> Data listing:
::::::

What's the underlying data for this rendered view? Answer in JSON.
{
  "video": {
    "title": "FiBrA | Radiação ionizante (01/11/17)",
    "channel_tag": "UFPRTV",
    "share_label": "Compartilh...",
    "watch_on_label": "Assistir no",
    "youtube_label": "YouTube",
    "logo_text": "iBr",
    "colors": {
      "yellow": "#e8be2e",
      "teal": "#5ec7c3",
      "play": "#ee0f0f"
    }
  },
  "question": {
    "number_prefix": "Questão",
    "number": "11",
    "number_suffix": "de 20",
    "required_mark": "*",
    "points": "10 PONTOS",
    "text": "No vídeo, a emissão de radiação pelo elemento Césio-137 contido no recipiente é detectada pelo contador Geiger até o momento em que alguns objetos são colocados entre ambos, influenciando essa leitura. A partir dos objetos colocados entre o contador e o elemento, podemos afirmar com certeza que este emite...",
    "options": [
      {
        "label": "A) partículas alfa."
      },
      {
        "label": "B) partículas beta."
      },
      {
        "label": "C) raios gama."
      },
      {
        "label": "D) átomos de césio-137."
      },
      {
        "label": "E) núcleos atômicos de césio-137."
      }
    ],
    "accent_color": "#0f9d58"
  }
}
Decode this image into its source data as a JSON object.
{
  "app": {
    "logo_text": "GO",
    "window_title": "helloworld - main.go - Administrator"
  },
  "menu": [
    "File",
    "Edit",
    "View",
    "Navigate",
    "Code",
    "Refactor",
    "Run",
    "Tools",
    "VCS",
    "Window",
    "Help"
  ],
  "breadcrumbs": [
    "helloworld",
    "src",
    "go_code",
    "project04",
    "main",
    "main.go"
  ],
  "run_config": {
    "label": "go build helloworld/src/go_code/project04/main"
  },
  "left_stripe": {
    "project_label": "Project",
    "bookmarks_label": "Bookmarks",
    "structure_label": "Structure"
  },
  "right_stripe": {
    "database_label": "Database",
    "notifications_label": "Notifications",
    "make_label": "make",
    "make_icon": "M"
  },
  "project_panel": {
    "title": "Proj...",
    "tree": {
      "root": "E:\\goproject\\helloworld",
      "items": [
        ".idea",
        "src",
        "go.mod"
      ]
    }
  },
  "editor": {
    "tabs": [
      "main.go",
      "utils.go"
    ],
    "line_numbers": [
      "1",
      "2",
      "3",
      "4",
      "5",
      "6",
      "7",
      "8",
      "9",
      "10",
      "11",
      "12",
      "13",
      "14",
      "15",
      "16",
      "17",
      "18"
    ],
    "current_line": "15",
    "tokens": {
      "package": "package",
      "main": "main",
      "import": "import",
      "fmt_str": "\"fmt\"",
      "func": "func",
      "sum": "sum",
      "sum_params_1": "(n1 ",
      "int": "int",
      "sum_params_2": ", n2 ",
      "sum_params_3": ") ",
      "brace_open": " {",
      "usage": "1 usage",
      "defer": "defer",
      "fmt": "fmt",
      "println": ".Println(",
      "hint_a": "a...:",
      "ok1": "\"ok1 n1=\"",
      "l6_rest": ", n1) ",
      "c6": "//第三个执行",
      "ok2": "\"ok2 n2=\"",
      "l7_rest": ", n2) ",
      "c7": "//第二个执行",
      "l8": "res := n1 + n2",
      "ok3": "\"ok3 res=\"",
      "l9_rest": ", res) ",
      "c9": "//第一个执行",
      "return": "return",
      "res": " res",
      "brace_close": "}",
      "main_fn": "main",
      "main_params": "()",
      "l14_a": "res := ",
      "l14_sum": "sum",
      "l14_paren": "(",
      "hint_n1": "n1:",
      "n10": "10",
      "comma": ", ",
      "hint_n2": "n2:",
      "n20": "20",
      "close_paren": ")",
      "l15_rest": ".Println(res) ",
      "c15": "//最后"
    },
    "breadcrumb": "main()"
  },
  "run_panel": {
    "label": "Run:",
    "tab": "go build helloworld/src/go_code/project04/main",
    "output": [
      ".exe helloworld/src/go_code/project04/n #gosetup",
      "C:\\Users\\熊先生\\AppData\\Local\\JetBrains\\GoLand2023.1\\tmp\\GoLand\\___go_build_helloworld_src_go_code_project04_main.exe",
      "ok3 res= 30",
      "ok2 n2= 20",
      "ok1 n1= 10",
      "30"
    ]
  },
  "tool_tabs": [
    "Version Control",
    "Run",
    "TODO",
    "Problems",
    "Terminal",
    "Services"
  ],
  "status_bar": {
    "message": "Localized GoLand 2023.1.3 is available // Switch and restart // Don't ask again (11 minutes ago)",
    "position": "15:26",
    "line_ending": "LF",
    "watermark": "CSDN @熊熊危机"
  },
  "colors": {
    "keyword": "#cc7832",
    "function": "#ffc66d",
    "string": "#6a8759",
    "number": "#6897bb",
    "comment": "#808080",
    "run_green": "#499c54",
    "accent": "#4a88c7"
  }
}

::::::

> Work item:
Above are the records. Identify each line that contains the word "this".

> Answer to the exercise:
What's the underlying data for this rendered view? Answer in JSON.
Decode this image into its source data as a JSON object.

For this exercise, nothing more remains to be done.